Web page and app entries
^^^^^^^^
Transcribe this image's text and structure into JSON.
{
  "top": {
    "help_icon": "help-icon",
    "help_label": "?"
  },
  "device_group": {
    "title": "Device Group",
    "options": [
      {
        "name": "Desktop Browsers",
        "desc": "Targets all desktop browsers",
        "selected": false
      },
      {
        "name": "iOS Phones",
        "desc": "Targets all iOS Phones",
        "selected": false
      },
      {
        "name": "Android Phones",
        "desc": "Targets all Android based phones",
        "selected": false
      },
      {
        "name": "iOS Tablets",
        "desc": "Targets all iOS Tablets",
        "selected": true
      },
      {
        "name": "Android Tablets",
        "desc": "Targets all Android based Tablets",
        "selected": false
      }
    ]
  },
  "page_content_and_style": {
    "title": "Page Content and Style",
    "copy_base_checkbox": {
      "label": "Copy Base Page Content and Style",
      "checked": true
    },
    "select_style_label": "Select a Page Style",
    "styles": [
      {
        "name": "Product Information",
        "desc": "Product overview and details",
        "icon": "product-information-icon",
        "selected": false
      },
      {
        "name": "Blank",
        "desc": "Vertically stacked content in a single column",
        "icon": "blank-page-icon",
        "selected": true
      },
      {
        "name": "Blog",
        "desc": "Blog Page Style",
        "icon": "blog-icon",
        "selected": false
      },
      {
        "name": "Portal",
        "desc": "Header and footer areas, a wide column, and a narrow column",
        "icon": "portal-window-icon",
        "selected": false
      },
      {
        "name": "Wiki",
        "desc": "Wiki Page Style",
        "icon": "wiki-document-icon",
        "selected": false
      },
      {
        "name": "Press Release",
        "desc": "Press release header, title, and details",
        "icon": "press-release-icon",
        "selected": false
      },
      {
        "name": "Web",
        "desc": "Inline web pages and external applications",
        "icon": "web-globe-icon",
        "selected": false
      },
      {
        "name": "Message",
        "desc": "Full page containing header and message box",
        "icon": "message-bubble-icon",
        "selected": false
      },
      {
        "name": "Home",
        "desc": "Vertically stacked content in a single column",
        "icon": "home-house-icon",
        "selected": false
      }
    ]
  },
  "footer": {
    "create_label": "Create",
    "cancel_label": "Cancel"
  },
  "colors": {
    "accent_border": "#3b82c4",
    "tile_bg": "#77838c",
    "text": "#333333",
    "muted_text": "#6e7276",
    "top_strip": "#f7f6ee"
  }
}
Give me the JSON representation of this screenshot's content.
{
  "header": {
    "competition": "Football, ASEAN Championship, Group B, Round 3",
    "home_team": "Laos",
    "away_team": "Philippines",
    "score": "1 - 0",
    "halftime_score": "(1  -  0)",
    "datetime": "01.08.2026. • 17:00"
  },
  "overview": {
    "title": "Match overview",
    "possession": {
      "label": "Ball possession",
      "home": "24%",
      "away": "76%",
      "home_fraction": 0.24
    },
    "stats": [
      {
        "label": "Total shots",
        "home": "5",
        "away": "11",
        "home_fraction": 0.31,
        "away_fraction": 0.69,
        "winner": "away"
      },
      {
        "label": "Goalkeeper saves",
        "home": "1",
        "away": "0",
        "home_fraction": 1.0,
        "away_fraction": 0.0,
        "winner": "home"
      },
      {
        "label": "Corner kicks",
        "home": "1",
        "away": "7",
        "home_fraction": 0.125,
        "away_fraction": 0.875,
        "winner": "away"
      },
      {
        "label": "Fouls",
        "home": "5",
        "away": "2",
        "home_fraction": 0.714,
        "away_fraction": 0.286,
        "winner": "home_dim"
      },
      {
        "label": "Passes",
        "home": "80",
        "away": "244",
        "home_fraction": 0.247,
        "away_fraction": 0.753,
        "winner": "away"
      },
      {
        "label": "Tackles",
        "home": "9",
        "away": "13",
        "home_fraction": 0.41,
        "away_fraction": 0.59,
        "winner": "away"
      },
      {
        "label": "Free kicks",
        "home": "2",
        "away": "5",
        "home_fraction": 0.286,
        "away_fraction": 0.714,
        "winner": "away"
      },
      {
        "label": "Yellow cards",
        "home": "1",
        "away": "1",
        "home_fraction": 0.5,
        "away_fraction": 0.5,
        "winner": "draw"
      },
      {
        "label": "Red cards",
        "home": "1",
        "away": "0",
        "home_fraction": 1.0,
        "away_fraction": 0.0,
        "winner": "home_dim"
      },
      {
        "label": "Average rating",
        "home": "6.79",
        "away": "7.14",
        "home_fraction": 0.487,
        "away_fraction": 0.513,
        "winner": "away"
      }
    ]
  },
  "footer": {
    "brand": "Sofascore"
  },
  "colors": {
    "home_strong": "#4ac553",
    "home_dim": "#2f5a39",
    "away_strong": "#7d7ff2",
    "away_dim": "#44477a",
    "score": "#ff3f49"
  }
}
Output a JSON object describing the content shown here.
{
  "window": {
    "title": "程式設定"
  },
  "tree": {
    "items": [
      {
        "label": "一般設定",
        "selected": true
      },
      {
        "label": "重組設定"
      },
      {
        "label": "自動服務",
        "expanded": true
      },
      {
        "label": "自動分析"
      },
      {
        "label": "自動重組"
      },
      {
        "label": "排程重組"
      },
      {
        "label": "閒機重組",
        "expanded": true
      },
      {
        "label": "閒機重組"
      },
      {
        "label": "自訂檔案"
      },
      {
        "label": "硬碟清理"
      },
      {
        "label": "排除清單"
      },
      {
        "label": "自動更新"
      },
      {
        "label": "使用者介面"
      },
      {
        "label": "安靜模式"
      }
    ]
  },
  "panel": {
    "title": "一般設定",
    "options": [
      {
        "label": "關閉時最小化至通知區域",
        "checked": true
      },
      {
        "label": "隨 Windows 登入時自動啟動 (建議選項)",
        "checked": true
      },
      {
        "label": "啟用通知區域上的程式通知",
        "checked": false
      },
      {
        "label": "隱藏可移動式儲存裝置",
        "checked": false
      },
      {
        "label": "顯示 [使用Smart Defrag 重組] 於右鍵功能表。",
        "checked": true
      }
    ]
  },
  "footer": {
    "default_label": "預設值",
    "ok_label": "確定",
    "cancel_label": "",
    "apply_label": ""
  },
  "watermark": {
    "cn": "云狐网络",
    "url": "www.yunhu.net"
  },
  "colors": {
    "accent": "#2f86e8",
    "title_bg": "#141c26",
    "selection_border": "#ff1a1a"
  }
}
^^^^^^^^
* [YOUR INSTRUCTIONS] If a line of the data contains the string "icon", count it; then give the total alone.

* [SOLUTION TO THE PROBLEM] 10